**Material to process:**
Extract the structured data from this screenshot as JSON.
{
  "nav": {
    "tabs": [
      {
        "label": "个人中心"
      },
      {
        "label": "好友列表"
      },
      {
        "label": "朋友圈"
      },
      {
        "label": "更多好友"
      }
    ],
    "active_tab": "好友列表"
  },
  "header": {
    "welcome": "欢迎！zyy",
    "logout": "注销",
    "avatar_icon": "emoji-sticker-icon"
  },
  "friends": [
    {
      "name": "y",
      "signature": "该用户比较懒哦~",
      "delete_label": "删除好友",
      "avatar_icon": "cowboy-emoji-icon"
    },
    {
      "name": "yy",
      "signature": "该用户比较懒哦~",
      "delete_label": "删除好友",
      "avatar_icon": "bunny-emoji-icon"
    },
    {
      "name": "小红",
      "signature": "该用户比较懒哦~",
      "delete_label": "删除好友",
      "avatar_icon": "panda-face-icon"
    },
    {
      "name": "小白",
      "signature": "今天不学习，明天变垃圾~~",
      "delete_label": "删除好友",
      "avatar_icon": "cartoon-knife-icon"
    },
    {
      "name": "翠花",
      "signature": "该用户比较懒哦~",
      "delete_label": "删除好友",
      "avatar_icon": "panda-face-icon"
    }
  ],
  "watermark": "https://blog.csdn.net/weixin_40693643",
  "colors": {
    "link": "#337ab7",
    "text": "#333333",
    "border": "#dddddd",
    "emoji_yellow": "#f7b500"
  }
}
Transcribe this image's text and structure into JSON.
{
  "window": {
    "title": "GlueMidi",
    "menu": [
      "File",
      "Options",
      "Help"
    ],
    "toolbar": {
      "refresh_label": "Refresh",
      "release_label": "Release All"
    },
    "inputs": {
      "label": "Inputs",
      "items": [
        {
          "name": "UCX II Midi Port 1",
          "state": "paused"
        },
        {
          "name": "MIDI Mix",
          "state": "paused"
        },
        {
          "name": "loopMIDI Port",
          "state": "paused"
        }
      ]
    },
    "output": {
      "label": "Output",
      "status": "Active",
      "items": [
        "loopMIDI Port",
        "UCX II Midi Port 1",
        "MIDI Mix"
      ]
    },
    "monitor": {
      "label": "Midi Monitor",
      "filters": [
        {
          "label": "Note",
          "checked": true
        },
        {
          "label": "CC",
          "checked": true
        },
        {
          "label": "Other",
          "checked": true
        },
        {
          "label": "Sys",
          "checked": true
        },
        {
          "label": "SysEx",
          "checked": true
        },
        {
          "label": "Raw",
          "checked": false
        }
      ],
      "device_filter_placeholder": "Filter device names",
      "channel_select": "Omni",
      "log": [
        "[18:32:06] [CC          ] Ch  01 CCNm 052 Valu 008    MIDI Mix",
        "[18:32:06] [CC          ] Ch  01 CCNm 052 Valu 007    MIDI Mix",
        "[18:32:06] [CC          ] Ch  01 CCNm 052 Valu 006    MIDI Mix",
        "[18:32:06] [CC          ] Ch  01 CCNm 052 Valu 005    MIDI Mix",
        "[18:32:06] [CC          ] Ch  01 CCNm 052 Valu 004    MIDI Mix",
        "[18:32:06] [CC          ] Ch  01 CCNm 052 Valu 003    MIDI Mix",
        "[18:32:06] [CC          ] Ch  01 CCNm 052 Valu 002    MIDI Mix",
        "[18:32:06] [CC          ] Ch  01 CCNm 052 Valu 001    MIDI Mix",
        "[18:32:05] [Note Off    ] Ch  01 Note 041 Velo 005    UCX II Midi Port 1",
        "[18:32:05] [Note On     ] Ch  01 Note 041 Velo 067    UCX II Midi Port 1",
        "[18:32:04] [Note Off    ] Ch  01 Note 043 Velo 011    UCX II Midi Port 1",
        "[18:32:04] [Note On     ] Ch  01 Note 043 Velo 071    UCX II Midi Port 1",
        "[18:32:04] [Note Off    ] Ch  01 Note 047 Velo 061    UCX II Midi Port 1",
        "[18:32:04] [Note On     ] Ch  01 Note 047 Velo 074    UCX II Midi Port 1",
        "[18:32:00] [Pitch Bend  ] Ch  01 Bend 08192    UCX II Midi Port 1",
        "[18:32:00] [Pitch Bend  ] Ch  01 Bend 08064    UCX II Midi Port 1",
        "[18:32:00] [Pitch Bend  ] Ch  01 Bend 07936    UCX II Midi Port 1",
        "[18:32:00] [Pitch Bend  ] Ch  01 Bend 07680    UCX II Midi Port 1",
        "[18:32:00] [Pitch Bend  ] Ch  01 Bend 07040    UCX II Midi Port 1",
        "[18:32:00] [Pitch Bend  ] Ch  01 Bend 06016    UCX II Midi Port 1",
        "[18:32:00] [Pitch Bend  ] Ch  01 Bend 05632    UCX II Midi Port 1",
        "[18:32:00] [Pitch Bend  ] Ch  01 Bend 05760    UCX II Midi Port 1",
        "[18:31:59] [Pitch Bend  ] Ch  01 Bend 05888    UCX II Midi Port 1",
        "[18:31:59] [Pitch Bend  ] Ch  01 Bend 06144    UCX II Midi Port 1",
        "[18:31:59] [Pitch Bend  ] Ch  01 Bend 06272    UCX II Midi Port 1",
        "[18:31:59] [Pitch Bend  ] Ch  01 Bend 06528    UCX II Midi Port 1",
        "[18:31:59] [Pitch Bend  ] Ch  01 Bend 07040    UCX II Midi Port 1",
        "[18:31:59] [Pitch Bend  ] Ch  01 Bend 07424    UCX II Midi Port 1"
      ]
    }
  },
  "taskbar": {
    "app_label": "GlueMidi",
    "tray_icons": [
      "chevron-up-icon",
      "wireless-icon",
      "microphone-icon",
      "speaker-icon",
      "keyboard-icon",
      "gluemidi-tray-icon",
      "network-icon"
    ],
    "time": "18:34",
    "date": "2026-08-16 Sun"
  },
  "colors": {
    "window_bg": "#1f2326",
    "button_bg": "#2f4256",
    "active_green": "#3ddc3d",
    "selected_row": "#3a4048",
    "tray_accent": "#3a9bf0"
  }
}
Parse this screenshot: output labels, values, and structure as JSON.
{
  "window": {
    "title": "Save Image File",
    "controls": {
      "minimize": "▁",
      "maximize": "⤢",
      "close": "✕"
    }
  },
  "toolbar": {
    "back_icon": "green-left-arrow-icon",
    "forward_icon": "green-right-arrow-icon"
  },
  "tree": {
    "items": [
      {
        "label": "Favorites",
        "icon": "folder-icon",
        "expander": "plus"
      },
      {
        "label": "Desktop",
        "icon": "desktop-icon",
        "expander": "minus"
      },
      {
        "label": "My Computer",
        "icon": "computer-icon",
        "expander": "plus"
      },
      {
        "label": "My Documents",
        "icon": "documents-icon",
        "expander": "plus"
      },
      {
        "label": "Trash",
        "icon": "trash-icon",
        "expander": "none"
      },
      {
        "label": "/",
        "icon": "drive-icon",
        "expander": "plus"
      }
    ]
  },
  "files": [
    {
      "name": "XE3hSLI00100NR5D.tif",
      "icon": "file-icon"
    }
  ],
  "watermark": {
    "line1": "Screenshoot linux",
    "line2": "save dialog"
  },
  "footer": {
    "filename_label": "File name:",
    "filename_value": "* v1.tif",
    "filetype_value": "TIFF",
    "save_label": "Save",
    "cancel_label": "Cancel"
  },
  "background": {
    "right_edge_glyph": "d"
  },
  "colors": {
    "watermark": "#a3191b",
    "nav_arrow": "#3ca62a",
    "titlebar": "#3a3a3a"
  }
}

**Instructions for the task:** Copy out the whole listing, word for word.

**Your response:**
Extract the structured data from this screenshot as JSON.
{
  "nav": {
    "tabs": [
      {
        "label": "个人中心"
      },
      {
        "label": "好友列表"
      },
      {
        "label": "朋友圈"
      },
      {
        "label": "更多好友"
      }
    ],
    "active_tab": "好友列表"
  },
  "header": {
    "welcome": "欢迎！zyy",
    "logout": "注销",
    "avatar_icon": "emoji-sticker-icon"
  },
  "friends": [
    {
      "name": "y",
      "signature": "该用户比较懒哦~",
      "delete_label": "删除好友",
      "avatar_icon": "cowboy-emoji-icon"
    },
    {
      "name": "yy",
      "signature": "该用户比较懒哦~",
      "delete_label": "删除好友",
      "avatar_icon": "bunny-emoji-icon"
    },
    {
      "name": "小红",
      "signature": "该用户比较懒哦~",
      "delete_label": "删除好友",
      "avatar_icon": "panda-face-icon"
    },
    {
      "name": "小白",
      "signature": "今天不学习，明天变垃圾~~",
      "delete_label": "删除好友",
      "avatar_icon": "cartoon-knife-icon"
    },
    {
      "name": "翠花",
      "signature": "该用户比较懒哦~",
      "delete_label": "删除好友",
      "avatar_icon": "panda-face-icon"
    }
  ],
  "watermark": "https://blog.csdn.net/weixin_40693643",
  "colors": {
    "link": "#337ab7",
    "text": "#333333",
    "border": "#dddddd",
    "emoji_yellow": "#f7b500"
  }
}
Transcribe this image's text and structure into JSON.
{
  "window": {
    "title": "GlueMidi",
    "menu": [
      "File",
      "Options",
      "Help"
    ],
    "toolbar": {
      "refresh_label": "Refresh",
      "release_label": "Release All"
    },
    "inputs": {
      "label": "Inputs",
      "items": [
        {
          "name": "UCX II Midi Port 1",
          "state": "paused"
        },
        {
          "name": "MIDI Mix",
          "state": "paused"
        },
        {
          "name": "loopMIDI Port",
          "state": "paused"
        }
      ]
    },
    "output": {
      "label": "Output",
      "status": "Active",
      "items": [
        "loopMIDI Port",
        "UCX II Midi Port 1",
        "MIDI Mix"
      ]
    },
    "monitor": {
      "label": "Midi Monitor",
      "filters": [
        {
          "label": "Note",
          "checked": true
        },
        {
          "label": "CC",
          "checked": true
        },
        {
          "label": "Other",
          "checked": true
        },
        {
          "label": "Sys",
          "checked": true
        },
        {
          "label": "SysEx",
          "checked": true
        },
        {
          "label": "Raw",
          "checked": false
        }
      ],
      "device_filter_placeholder": "Filter device names",
      "channel_select": "Omni",
      "log": [
        "[18:32:06] [CC          ] Ch  01 CCNm 052 Valu 008    MIDI Mix",
        "[18:32:06] [CC          ] Ch  01 CCNm 052 Valu 007    MIDI Mix",
        "[18:32:06] [CC          ] Ch  01 CCNm 052 Valu 006    MIDI Mix",
        "[18:32:06] [CC          ] Ch  01 CCNm 052 Valu 005    MIDI Mix",
        "[18:32:06] [CC          ] Ch  01 CCNm 052 Valu 004    MIDI Mix",
        "[18:32:06] [CC          ] Ch  01 CCNm 052 Valu 003    MIDI Mix",
        "[18:32:06] [CC          ] Ch  01 CCNm 052 Valu 002    MIDI Mix",
        "[18:32:06] [CC          ] Ch  01 CCNm 052 Valu 001    MIDI Mix",
        "[18:32:05] [Note Off    ] Ch  01 Note 041 Velo 005    UCX II Midi Port 1",
        "[18:32:05] [Note On     ] Ch  01 Note 041 Velo 067    UCX II Midi Port 1",
        "[18:32:04] [Note Off    ] Ch  01 Note 043 Velo 011    UCX II Midi Port 1",
        "[18:32:04] [Note On     ] Ch  01 Note 043 Velo 071    UCX II Midi Port 1",
        "[18:32:04] [Note Off    ] Ch  01 Note 047 Velo 061    UCX II Midi Port 1",
        "[18:32:04] [Note On     ] Ch  01 Note 047 Velo 074    UCX II Midi Port 1",
        "[18:32:00] [Pitch Bend  ] Ch  01 Bend 08192    UCX II Midi Port 1",
        "[18:32:00] [Pitch Bend  ] Ch  01 Bend 08064    UCX II Midi Port 1",
        "[18:32:00] [Pitch Bend  ] Ch  01 Bend 07936    UCX II Midi Port 1",
        "[18:32:00] [Pitch Bend  ] Ch  01 Bend 07680    UCX II Midi Port 1",
        "[18:32:00] [Pitch Bend  ] Ch  01 Bend 07040    UCX II Midi Port 1",
        "[18:32:00] [Pitch Bend  ] Ch  01 Bend 06016    UCX II Midi Port 1",
        "[18:32:00] [Pitch Bend  ] Ch  01 Bend 05632    UCX II Midi Port 1",
        "[18:32:00] [Pitch Bend  ] Ch  01 Bend 05760    UCX II Midi Port 1",
        "[18:31:59] [Pitch Bend  ] Ch  01 Bend 05888    UCX II Midi Port 1",
        "[18:31:59] [Pitch Bend  ] Ch  01 Bend 06144    UCX II Midi Port 1",
        "[18:31:59] [Pitch Bend  ] Ch  01 Bend 06272    UCX II Midi Port 1",
        "[18:31:59] [Pitch Bend  ] Ch  01 Bend 06528    UCX II Midi Port 1",
        "[18:31:59] [Pitch Bend  ] Ch  01 Bend 07040    UCX II Midi Port 1",
        "[18:31:59] [Pitch Bend  ] Ch  01 Bend 07424    UCX II Midi Port 1"
      ]
    }
  },
  "taskbar": {
    "app_label": "GlueMidi",
    "tray_icons": [
      "chevron-up-icon",
      "wireless-icon",
      "microphone-icon",
      "speaker-icon",
      "keyboard-icon",
      "gluemidi-tray-icon",
      "network-icon"
    ],
    "time": "18:34",
    "date": "2026-08-16 Sun"
  },
  "colors": {
    "window_bg": "#1f2326",
    "button_bg": "#2f4256",
    "active_green": "#3ddc3d",
    "selected_row": "#3a4048",
    "tray_accent": "#3a9bf0"
  }
}
Parse this screenshot: output labels, values, and structure as JSON.
{
  "window": {
    "title": "Save Image File",
    "controls": {
      "minimize": "▁",
      "maximize": "⤢",
      "close": "✕"
    }
  },
  "toolbar": {
    "back_icon": "green-left-arrow-icon",
    "forward_icon": "green-right-arrow-icon"
  },
  "tree": {
    "items": [
      {
        "label": "Favorites",
        "icon": "folder-icon",
        "expander": "plus"
      },
      {
        "label": "Desktop",
        "icon": "desktop-icon",
        "expander": "minus"
      },
      {
        "label": "My Computer",
        "icon": "computer-icon",
        "expander": "plus"
      },
      {
        "label": "My Documents",
        "icon": "documents-icon",
        "expander": "plus"
      },
      {
        "label": "Trash",
        "icon": "trash-icon",
        "expander": "none"
      },
      {
        "label": "/",
        "icon": "drive-icon",
        "expander": "plus"
      }
    ]
  },
  "files": [
    {
      "name": "XE3hSLI00100NR5D.tif",
      "icon": "file-icon"
    }
  ],
  "watermark": {
    "line1": "Screenshoot linux",
    "line2": "save dialog"
  },
  "footer": {
    "filename_label": "File name:",
    "filename_value": "* v1.tif",
    "filetype_value": "TIFF",
    "save_label": "Save",
    "cancel_label": "Cancel"
  },
  "background": {
    "right_edge_glyph": "d"
  },
  "colors": {
    "watermark": "#a3191b",
    "nav_arrow": "#3ca62a",
    "titlebar": "#3a3a3a"
  }
}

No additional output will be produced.